The study, reported in the journal PLoS ONE, suggests that changes in starch consistency in the mouth are directly related to the activity of the oral enzyme salivary amylase. The findings link genetic variation in the AMY1 gene to salivary amylase levels and activity, which, in turn are related to the perceived breakdown of starch viscosity over time.
“Specifically, we observed that individuals with high levels of amylase experienced faster and more significant decreases in perceived starch viscosity than did individuals with low levels of amylase,”
“It is possible that the enzyme activity affects preference and intake of starchy foods through its influence on the oral sensory properties of such foods. For example, salivary amylase levels affect both creaminess and the release of flavour compounds […] these characteristics are likely to affect an individual’s liking of a food,” wrote the researchers, led by Dr Abigail Mandel, from the Monell Center.
Changes in viscosity can play an important role in determining food preference. For example the thinning of chocolate and ice cream in the mouth as they melt is considered central to their very high desirability and perceived creaminess, noted the researchers.
The degree to which the perceived viscosity of starch is thinned by salivary amylase ‘pre-digestion’ is therefore important to food manufacturers.
However, research investigating this action and its relevance to sensory perception has been difficult to observe and interpret.
Amylase in action
Salivary amylase accounts for between 40 and 50 per cent of protein in human saliva and rapidly alters the physical properties of starch by breaking it down into simple sugars like maltose.
Genetically, salivary amylase levels are influenced by individual copy number variation of the AMY1 gene, with salivary amylase concentrations positively correlated with the number of copies of AMY1.
The new studies investigated how individual differences in salivary amylase levels affect starch viscosity breakdown, and how this variation in the enzyme affects the perception of starch viscosity.
The results demonstrated that saliva containing high levels of amylase rapidly hydrolyzes a viscous starch solution.
By tracking the oral break down of starch, researchers found individuals with high amylase levels reported faster and more significant decreases in perceived starch viscosity than people with low salivary amylase levels.
They also observed that AMY1 copy number variations are a predictor of individual’s amount and activity of salivary amylase, and therefore ultimately determine the perceived rate of starch viscosity thinning.
Perception and preference
Dr Mandell explained that differences in starch perception due to variations in amylase are likely to affect consumers’ nutritional status by influencing their liking for, and thus their intake of starchy and starch-thickened foods.
“Foods with different starch levels will be perceived very differently by people as a function of how much salivary amylase they produce.
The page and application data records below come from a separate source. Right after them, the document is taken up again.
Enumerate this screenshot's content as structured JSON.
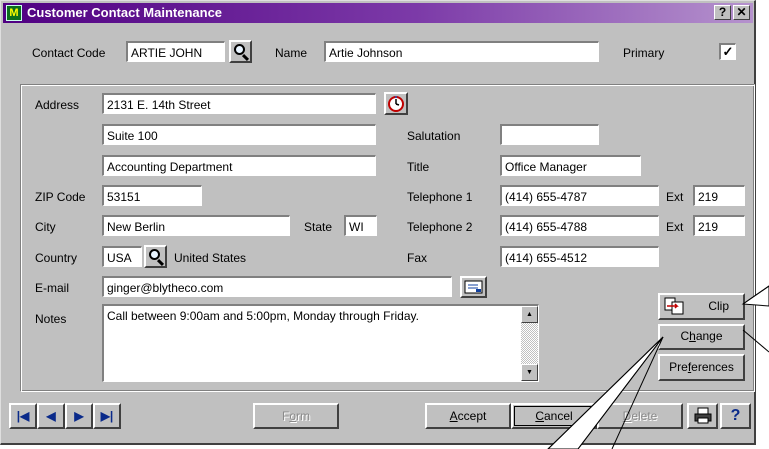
{
  "window": {
    "title": "Customer Contact Maintenance",
    "help_glyph": "?",
    "close_glyph": "✕"
  },
  "header": {
    "contact_code_label": "Contact Code",
    "contact_code_value": "ARTIE JOHN",
    "name_label": "Name",
    "name_value": "Artie Johnson",
    "primary_label": "Primary",
    "primary_checked": "✓"
  },
  "form": {
    "address_label": "Address",
    "address_line1": "2131 E. 14th Street",
    "address_line2": "Suite 100",
    "address_line3": "Accounting Department",
    "zip_label": "ZIP Code",
    "zip_value": "53151",
    "city_label": "City",
    "city_value": "New Berlin",
    "state_label": "State",
    "state_value": "WI",
    "country_label": "Country",
    "country_code": "USA",
    "country_name": "United States",
    "email_label": "E-mail",
    "email_value": "ginger@blytheco.com",
    "notes_label": "Notes",
    "notes_value": "Call between 9:00am and 5:00pm, Monday through Friday.",
    "salutation_label": "Salutation",
    "salutation_value": "",
    "title_label": "Title",
    "title_value": "Office Manager",
    "telephone1_label": "Telephone 1",
    "telephone1_value": "(414) 655-4787",
    "ext1_label": "Ext",
    "ext1_value": "219",
    "telephone2_label": "Telephone 2",
    "telephone2_value": "(414) 655-4788",
    "ext2_label": "Ext",
    "ext2_value": "219",
    "fax_label": "Fax",
    "fax_value": "(414) 655-4512"
  },
  "side_buttons": {
    "clip": "Clip",
    "change_pre": "C",
    "change_u": "h",
    "change_post": "ange",
    "preferences_pre": "Pre",
    "preferences_u": "f",
    "preferences_post": "erences"
  },
  "footer": {
    "first": "|◀",
    "prev": "◀",
    "next": "▶",
    "last": "▶|",
    "form_pre": "F",
    "form_u": "o",
    "form_post": "rm",
    "accept_u": "A",
    "accept_post": "ccept",
    "cancel_u": "C",
    "cancel_post": "ancel",
    "delete_u": "D",
    "delete_post": "elete",
    "help": "?"
  },
  "colors": {
    "title_gradient_start": "#500082",
    "window_face": "#c0c0c0"
  }
}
What may seem like a thick and resistant pudding or starchy food to some may seem noticeably thin in the mouths of others,” said senior author Dr. Paul Breslin, also of the Monell Center.
The researchers added that such findings may also extend to wider starch digestion and metabolism, and could ultimately provide insight into why some people develop metabolic diseases while others don’t.
“In today’s state of food excess and refined starch ingestion, it is possible that high levels of salivary amylase contribute to the risk of insulin resistance and non-insulin dependent diabetes,” said Mandel.
Source: PLoS ONE
Volume 5 Issue 10, doi: 10.1371/journal.pone.0013352
“Individual Differences in AMY1 Gene Copy Number, Salivary a-Amylase Levels, and the Perception of Oral Starch”
Authors: A.L Mandel, C. Peyrot des Gachons, K.L. Plank, S. Alarcon, P.A.S Breslin